From Invasion to Energy

Garlic Mustard Web

Sustainability interns Rachel Hughes and Cassondra Kronenberg, along with Caitlin Jacobs from the Office of Sustainability, mix garlic mustard plant matter with water and grind it into a slurry. The slurry will eventually be converted into methane and used as natural gas.

On Saturday, April 24, as part of Notre Dame’s Earth Week celebrations, a team of 11 people braved a chilly morning rain to combat one of the campus's invasive foes: garlic mustard.
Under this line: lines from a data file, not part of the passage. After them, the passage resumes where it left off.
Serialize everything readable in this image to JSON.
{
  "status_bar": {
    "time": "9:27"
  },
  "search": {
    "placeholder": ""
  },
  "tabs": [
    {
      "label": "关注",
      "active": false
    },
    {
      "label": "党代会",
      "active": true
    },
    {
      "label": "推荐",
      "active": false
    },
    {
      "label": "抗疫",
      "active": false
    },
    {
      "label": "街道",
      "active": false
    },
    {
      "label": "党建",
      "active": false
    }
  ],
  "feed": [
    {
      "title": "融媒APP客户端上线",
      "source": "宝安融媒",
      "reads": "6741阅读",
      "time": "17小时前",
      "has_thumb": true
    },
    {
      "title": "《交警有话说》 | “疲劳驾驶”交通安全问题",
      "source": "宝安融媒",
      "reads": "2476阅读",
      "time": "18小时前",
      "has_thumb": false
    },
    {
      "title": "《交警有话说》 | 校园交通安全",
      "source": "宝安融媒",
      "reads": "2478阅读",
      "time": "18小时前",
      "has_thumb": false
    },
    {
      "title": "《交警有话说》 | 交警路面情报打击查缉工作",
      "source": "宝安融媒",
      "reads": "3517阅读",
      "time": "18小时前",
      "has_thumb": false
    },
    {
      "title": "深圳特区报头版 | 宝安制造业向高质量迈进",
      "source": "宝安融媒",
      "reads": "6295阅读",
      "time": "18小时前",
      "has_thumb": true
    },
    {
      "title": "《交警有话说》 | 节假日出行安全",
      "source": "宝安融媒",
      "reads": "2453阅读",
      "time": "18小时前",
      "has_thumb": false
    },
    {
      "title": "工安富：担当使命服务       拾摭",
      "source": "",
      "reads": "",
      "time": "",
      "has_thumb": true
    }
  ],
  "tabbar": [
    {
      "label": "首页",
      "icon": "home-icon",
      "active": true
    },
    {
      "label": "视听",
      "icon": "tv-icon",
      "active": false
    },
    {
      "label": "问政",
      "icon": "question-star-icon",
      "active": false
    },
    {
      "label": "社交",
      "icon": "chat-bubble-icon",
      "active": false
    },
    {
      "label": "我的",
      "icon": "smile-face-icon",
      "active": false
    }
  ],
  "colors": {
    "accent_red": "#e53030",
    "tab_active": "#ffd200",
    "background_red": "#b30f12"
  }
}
Staff and interns from the Office of Sustainability joined with student, faculty and staff volunteers in Notre Dame’s first Garlic Mustard Pull, which took place along St. Mary’s Road and the St. Joseph lakeshore.

Garlic Mustard 3 Web
Volunteers pull garlic mustard along St. Mary’s Road and collect it in bags for transport to the Grind2Energy system at the Center for Culinary Excellence.

Garlic mustard, an invasive plant species native to Europe, poses a significant threat to wildflowers and other native vegetation. Not only does it outcompete native species for space and light, but it also releases chemicals into the soil that actively inhibit the growth of other plants. Pulling out garlic mustard’s flowering stalks opens up more space and nutrients for native wildflowers and other plants, such as trillium, Solomon’s seal and Jack-in-the-Pulpit, to grow and spread.

In all, volunteers spent two hours collecting approximately 500 pounds of plants. Rather than dispose of the vegetation into the landfill, the 5,000 garlic mustard plants pulled were taken to the Grind2Energy system for processing. The process for disposing of the plants is the same as for nonconsumable food waste, where it is mixed with water and ground on site into a slurry that is then transported to a local dairy, where it is converted for use as clean renewable energy. The system was installed at the Center for Culinary Excellence in 2019.

The fight against garlic mustard on campus is far from over. As Saturday’s mustard pullers will tell you, once you start seeing the long stalks with small white flowers, it is impossible not to see them everywhere. For now, though, native plants have a little more room to grow between St. Joseph’s Lake and St. Mary’s Road, and a conversation has started about native vs. invasive plant species on campus. Maybe next year a team will tackle the bush lurking under many lakeshore trees — invasive honeysuckle.